This may all sound a bit farfetched. But really, when you think about it, makes perfect sense. Those living in the close confines of others, with shared spaces and a sense of community, experience the benefits of community care. You are more likely to reach out for help, and more likely to provide it when you can. Subsequently you receive attentive care from those that understand your mental or physical state fairly intimately. This mutually beneficial exchange of care not only incites social bonding and sense of companionship, but also provides physical and medical benefits.
I experience it myself all the time. Whether it be in shared housing at university, or in a hostel, I’ve cared and been cared for. As humans, we thrive in these situations. It’s in our nature to navigate social dynamics and provide and receive tenderness when needed.
Communal living just allows us to do so on a regular basis.
Moving beyond this, however, cohabitation can also provide a temporary answer to the pressing problems that we’re all facing in the UK at this moment in time. The NHS is overworked and underfunded. Waiting lists for healthcare are years long in some cases. And households are cracking under the pressure of inflation and increased living costs.
Cohabitation is a cheaper alternative to traditional housing and is accompanied with inbuilt communal care that is effective in reducing the need for external medical help.
There is a real chance that an uptake in communal living could relieve pressure on the NHS, at least to some extent.
It really could provide an immediate solution to ease anxieties that many will inevitably be facing in the coming years. And this comes in the form of alleviating mental health concerns too.
A 2009 actioned by Glass study revealed that amongst elderly populations who were co-inhabiting, 28% reported improvements in mental health, and only 3% reported a worsening. Such results are not just isolated to the more elderly demographic either. Intergenerational co inhabitants report similar improvements. I’ve felt them myself, as have my friends and fellow students.
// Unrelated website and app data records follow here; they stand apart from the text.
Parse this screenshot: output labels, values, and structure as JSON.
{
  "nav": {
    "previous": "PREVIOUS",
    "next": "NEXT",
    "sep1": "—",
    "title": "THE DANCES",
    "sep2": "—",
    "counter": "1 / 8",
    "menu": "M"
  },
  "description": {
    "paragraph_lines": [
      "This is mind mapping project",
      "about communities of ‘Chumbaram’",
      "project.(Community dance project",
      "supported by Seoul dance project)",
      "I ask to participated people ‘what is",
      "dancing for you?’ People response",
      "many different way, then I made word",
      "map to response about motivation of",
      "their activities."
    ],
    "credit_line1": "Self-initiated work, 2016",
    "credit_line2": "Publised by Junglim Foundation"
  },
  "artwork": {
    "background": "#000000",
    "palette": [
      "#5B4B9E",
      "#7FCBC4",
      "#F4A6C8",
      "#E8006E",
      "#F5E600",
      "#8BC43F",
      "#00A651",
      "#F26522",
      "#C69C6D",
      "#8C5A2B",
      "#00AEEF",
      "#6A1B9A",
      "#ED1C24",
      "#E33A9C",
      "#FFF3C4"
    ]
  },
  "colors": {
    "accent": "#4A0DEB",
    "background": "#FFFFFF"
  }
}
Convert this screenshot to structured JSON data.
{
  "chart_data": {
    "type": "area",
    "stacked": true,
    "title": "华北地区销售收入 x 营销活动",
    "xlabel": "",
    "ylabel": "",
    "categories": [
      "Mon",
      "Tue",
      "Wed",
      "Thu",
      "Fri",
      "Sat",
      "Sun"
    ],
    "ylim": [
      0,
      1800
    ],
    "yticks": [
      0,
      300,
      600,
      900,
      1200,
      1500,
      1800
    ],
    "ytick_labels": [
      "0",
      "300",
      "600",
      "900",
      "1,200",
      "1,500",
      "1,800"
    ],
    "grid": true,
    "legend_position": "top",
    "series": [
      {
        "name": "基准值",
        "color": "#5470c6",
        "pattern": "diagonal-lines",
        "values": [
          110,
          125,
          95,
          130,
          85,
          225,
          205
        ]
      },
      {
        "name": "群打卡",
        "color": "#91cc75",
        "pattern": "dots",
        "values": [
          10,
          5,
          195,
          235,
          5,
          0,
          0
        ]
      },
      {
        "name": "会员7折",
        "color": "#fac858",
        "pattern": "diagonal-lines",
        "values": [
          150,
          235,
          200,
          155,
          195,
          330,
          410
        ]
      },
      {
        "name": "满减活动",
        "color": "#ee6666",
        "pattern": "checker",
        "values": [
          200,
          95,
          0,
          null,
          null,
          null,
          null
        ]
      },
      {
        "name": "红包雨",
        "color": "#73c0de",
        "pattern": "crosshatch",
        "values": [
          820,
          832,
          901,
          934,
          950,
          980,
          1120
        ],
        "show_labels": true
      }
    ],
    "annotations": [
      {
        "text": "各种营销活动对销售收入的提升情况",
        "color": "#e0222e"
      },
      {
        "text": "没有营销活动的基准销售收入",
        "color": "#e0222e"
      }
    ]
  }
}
Everybody has gaps in their lives; everybody has needs. Whether that be social, mental, or physical. And living communally helps to fill these gaps. Receiving help, and helping others is a mutually beneficial exchange, and one that brings back a genuine sense of community that seems to have otherwise disappeared from British culture. Cohabitation not only provides a solution to the pressures of the current day, but benefits cohabitants mentally and physically. It’s something that I think I will always do, and something that should be considered and promoted more widely in general. After all, sharing is caring!